What is required: In the data below, how many lines include the word "responds"? Give only the number.

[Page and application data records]
════

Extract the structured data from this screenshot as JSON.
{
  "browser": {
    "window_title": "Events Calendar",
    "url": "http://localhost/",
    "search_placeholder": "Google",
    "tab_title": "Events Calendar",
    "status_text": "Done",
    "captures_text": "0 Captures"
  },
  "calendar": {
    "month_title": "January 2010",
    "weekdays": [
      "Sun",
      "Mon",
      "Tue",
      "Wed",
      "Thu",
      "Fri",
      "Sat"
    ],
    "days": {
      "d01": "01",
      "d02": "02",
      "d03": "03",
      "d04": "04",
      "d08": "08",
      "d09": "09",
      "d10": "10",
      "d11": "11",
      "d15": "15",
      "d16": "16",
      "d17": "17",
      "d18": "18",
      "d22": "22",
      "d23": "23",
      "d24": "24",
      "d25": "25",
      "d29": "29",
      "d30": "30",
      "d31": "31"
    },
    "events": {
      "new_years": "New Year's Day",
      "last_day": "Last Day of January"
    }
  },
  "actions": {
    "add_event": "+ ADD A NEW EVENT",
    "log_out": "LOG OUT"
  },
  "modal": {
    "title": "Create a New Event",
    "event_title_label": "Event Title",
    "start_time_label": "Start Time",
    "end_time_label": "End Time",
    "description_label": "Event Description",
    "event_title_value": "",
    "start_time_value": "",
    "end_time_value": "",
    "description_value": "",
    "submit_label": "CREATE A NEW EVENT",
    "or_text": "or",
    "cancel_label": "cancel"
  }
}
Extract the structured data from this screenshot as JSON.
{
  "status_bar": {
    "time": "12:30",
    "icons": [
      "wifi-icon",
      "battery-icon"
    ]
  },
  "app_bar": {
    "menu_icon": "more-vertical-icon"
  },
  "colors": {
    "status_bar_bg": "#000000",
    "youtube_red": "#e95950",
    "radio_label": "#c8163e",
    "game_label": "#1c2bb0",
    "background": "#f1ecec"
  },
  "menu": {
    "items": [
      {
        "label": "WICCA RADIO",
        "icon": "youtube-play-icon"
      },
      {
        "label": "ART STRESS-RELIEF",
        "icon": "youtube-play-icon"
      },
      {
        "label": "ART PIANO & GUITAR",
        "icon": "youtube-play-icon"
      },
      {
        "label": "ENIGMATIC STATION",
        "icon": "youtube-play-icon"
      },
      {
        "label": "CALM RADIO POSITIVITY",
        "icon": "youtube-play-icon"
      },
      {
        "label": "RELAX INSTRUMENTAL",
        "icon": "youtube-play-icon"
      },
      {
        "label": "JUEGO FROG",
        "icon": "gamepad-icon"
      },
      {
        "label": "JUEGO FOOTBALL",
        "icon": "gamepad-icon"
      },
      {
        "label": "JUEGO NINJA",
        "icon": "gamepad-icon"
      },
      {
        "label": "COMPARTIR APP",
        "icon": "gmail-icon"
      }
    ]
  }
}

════

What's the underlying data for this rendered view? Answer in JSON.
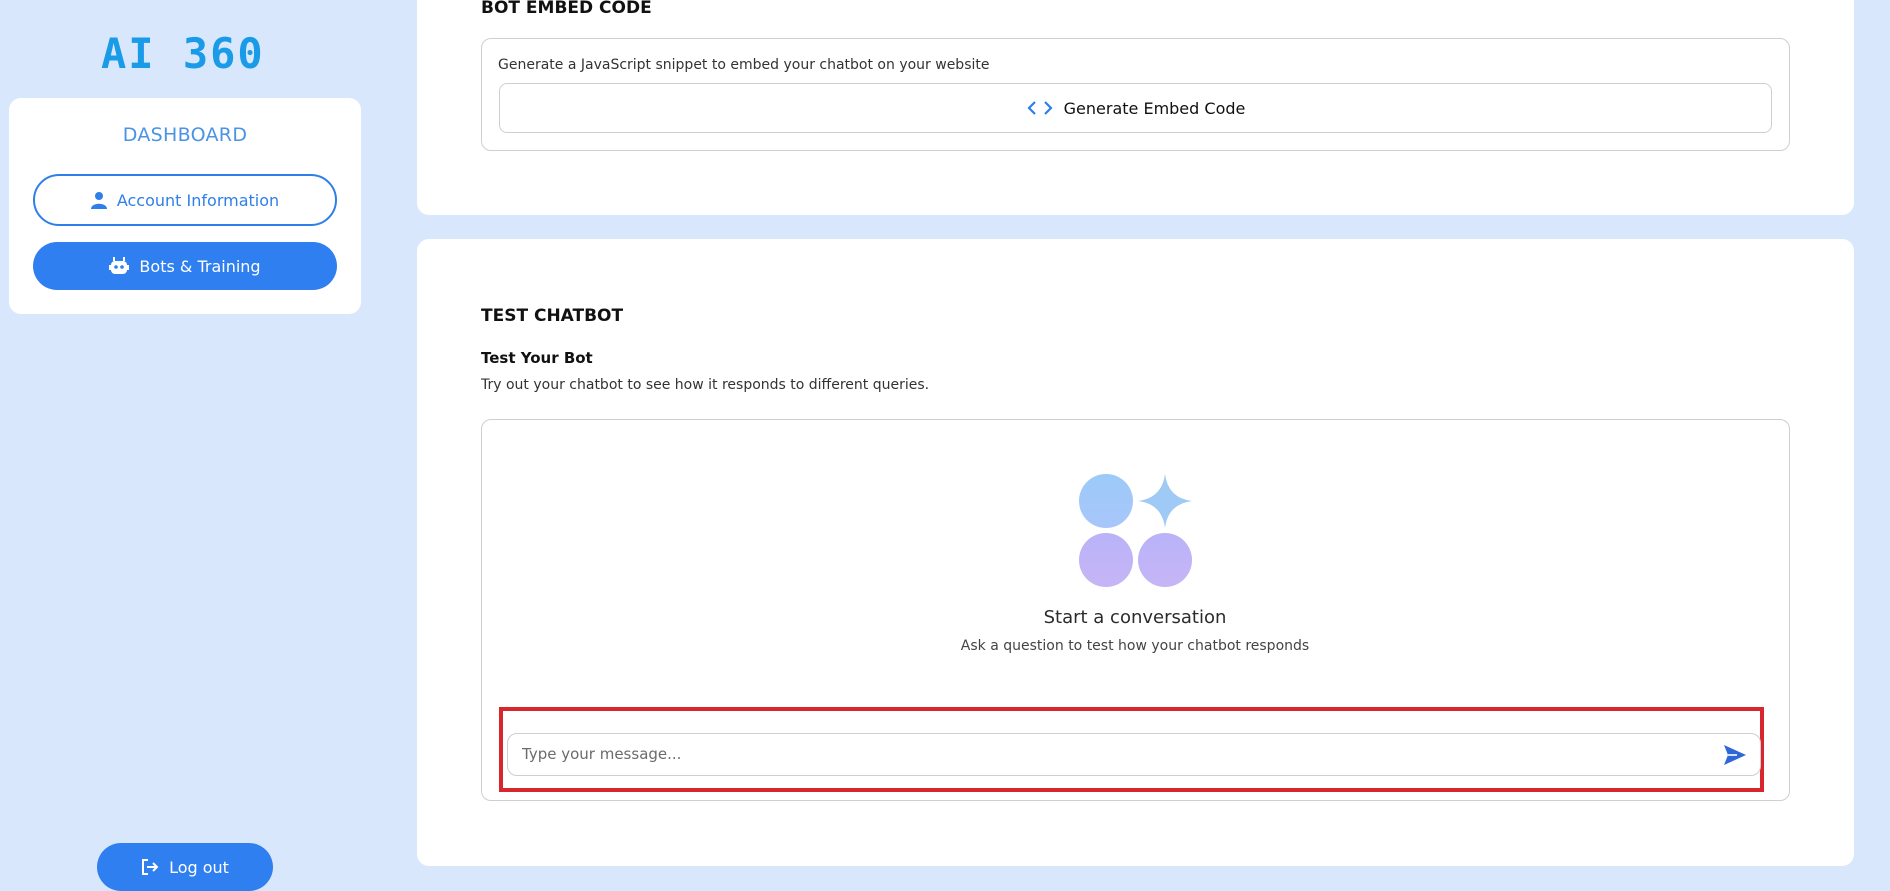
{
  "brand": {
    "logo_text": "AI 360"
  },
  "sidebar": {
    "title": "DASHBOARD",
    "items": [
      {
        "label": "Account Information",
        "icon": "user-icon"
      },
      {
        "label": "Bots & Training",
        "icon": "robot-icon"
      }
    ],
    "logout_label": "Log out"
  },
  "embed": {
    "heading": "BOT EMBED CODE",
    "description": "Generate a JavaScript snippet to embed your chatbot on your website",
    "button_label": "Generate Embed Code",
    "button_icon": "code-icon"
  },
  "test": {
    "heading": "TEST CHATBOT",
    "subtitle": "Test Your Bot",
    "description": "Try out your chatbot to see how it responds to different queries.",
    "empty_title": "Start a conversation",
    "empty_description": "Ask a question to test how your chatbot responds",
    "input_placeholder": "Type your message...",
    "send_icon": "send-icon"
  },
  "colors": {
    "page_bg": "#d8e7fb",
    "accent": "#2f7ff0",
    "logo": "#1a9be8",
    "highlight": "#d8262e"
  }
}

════

Result of the task: 2